The new CPE is embedded in various IoT radios in the hardware and also includes direct support for popular home products such as Amazon Alexa and Google's voice assistant. Calix's latest GigaFamily devices support IoT standards, including Zigbee, Z-Wave, HomeKit, Thread, WiFi and Bluetooth. Through EXOS, the radios allow operators to enable service chaining across different protocols. As a result, subscribers can operate multiple devices, regardless of vendor. For example, one motion sensor running through a new GigaFamily gateway could tell both a Z-Wave and Zigbee light bulb to turn on or off.

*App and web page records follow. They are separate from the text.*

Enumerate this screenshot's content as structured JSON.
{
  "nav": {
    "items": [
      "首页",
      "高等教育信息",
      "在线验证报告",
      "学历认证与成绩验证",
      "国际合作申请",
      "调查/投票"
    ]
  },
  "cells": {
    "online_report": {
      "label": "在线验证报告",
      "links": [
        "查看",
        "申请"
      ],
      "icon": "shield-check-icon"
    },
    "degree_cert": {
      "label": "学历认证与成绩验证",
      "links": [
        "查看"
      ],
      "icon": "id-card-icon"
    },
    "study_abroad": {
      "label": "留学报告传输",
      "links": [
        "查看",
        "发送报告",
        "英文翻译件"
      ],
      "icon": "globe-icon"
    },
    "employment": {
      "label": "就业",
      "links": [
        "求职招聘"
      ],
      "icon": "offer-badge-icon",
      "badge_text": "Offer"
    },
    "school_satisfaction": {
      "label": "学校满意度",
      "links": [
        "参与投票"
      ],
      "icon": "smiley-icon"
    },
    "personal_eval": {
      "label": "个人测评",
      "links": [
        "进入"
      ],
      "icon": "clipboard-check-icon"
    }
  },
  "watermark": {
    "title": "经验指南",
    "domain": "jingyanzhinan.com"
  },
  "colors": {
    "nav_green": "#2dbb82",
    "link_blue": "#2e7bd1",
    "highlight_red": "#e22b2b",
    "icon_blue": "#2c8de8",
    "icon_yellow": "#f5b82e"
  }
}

Residential services are only the start, according to Calix. Enterprises also benefit from integrated IoT gateways, and EXOS, which is "designed to be a white box out of the gate" -- can dwell on the GigaFamily CPE and off-the-shelf, commercial enterprise hardware such as x86 chassis, said Shane Eleniak, vice president of systems products at Calix, Light Reading reported.
The release comes at a time when operators want to leverage their existing relationships with residential customers and subscribers increasingly are cutting the pay-TV cord. But they are plugging in to IoT: The worldwide market for smart home devices will reach $9.4 billion by 2021, up from $3.3 billion at the end of this year, according to IHS Markit.
Deutsche Telekom just signed an infrastructure project with the Gigabit Region Stuttgart, home to 174 municipalities and almost 3 million people, one of many partnerships the German operator has inked in its bid to grow revenue and business.
Mobile and cable operators represented half the managed SD-WAN services market share in this fast-growing space, while other broadband providers such as ISPs and satellite operators also appeared on Vertical Systems Group's ranking.
By slashing subscriber pricing by more than $30 billion annually, Low Earth Orbit satellite companies led by Jeff Bezos and Elon Musk as well as OneWeb have the potential to usher in a whole new era of broadband.
In this insightful Light Reading radio show, Kurt Raaflaub, Head of Strategic Solutions Marketing, will outline the key service provider challenges, deployment considerations, next-gen Gigabit technologies, and service models to win market share in the rapidly growing MDU market.
The MDU market continues to face fierce competition among service providers due to tech-savvy residents (i.e., millennials), demand from building owners and management companies, plus the favorable economics of bulk contracts. However, no MDUs are the same, so service providers must use multiple technologies and inconsistent deployment models, increasing operational complexity and rollout costs.
The MDU market itself is evolving as residents adopt smart-home technologies, generating rising demand for smart apartments with built-in connected thermostats, keyless entryways and doors, and video doorbells. This evolution presents both new challenges and opportunities. In other words, service providers must consider innovative service-delivery strategies to compete and win.
In this Broadband World News and ADTRAN webinar, Kurt Raaflaub, Head of Strategic Solutions Marketing, will highlight emerging MDU broadband Internet trends and challenges. In addition, Kurt will outline the next-generation service creation and delivery platform, built on open standards, that allows service providers to connect millions of underserved MDUs, enables creation of user-driven services, and reduces operational complexity and costs.
Plus, special guest, Alice Lawson, Broadband and Cable Program Manager for the City of Seattle, will discuss Seattle’s B4B-Build For Broadband initiative that addresses best practices in planning for MDU telecommunication infrastructure.